In these records, how many lines contain "false"? Please reply with the number only.

**Dataset rows for apps and sites:**
▶

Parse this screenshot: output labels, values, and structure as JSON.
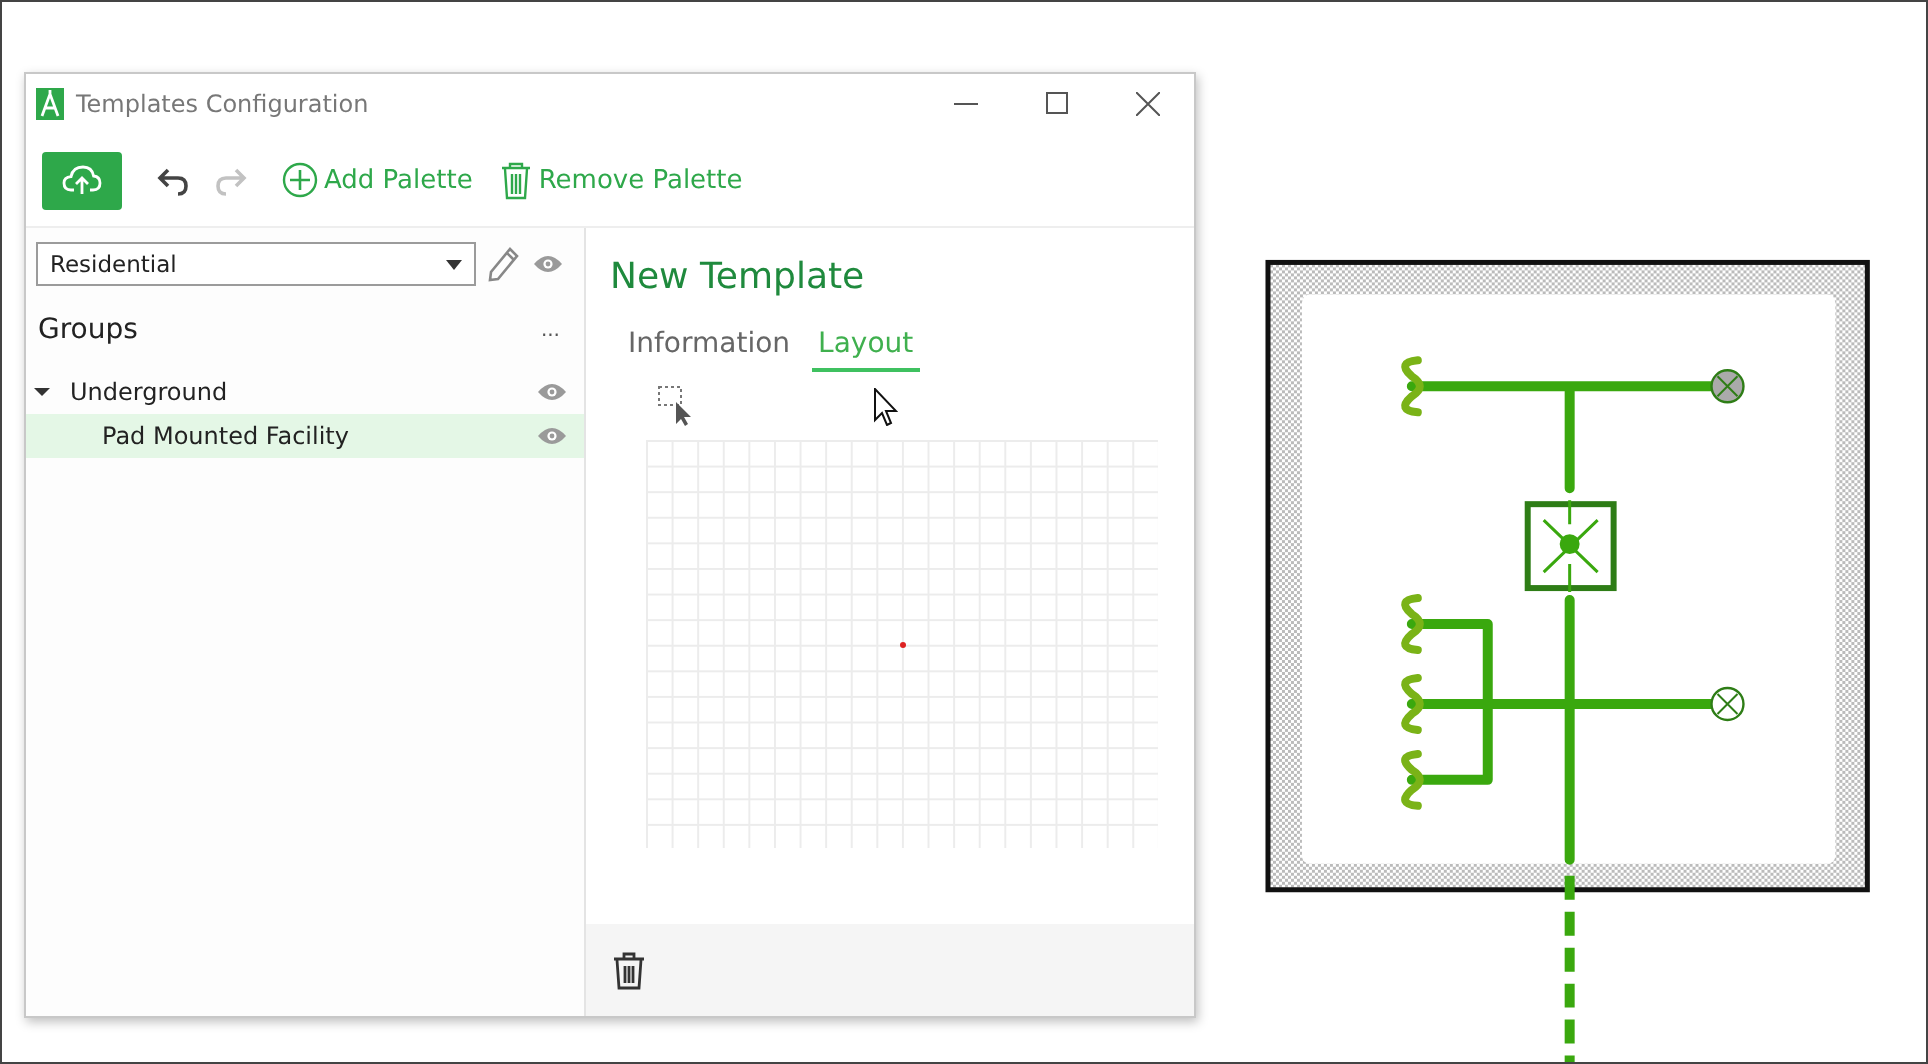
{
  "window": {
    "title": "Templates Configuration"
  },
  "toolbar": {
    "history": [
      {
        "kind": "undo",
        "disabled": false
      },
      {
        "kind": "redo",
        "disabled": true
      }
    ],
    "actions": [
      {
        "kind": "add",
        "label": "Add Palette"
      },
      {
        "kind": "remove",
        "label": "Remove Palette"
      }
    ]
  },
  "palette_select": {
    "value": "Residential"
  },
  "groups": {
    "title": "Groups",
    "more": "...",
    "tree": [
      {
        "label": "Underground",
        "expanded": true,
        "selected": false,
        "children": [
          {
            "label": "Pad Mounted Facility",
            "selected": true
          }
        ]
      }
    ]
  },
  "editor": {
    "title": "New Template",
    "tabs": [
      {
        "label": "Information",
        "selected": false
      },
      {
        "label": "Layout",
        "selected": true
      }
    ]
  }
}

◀

**Your solution:**
3